The mountains are humbling, the trails are endless, the salmon plentiful, and there are miles upon miles of untouched--or nearly untouched--forests, streams, fields, flowers, lakes, and rivers. It’s the introvert’s paradise, yet simultaneously, the best place to find a vibrant outdoors community.
Alaska has been able to sell itself on it’s exotic nature. And it should! Because, damn, this place is amazing and wild and crazy. But also, while Alaska shouldn’t bury the lede, by focusing, nearly exclusively, on the exclusivity, it fails to show all of the other amazing accessible finds and importantly--leaves cash on the table by falsely claiming that Alaska is only for some people.
It really is hard up here sometimes
It does suck sometimes. The long winters are hard. The lack of sun is hard. The all sun is also hard. Alaska isn’t for everyone all of the time. It can be dangerous and scary and a lot. But this doesn’t mean that it’s never for you. Whether you’re looking to visit, stuck on a family vacation, up here on business, or just curious, I promise that for whatever you’re looking, Alaska has it! It may be different and you may have to be a little more open, but it’s here!
Cheers to finding your place in Alaska
If Alaska is for everyone, how do I find where I fit it in?
To find your fit, you’re going to have to ask for help. Alaskans have such a warm hospitality, but they also respect your space. I’ve heard it aptly described as “cold hands, warm hearts.” If you left an active quilting community in the lower 48, you can find one up here! If you want to find luxurious French cheese, you can do that too (I recommend the Fromagio's)! If SoulCycle is bae, you’ll love Anchorage Cycle. But in order to find the best of Alaska, you’re going to have to talk to Alaskans. You can’t be afraid to ask for what you need. Be unabashedly who you are. Try new things and keep an open mind. For all of Alaskans’ exclusivity, I can firmly say that nowhere else in the nation will you be so warmly embraced for being exactly who you are.
So, now what, what can you find in Alaska that you thought you couldn’t? If it’s not all bears, and salmon, and men with long beards, then what is it?
Well, I’m glad you asked! Here are just a few things that I enjoy doing that are far from wild! Also, stay tuned, and we will continue and post about our favorite parts of the tame side of the Last Frontier.
10 Activities that Don’t Involve Killing Something:
Scour the numerous garage sales and thrift stores for furniture to up-cycle
Attend a poetry slam or open mic night at The Writer’s Block
Find the best broccolini at one of the MANY farmer’s markets

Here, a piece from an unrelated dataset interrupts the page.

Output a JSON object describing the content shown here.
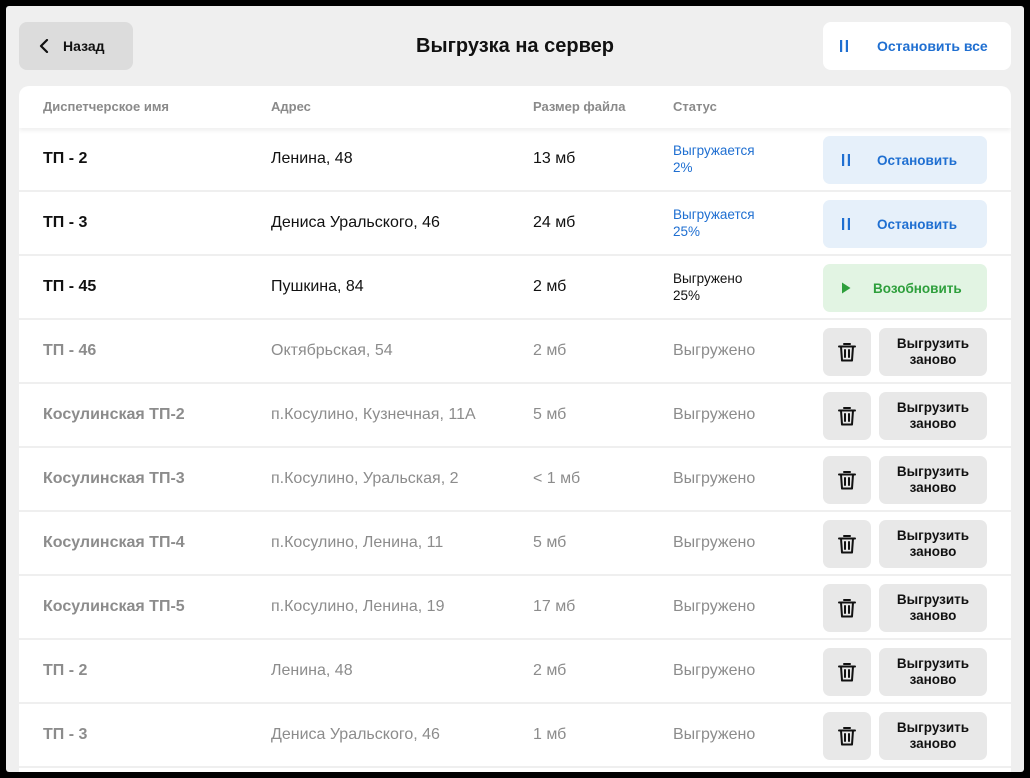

Take a cooking class at Marx Bros Cafe
Learn to sew, craft, or much more at ReMade
Explore the Anchorage Museum (free on first Fridays!)
Find some local fiction at Title Wave Books (they also have an active Scrabble club)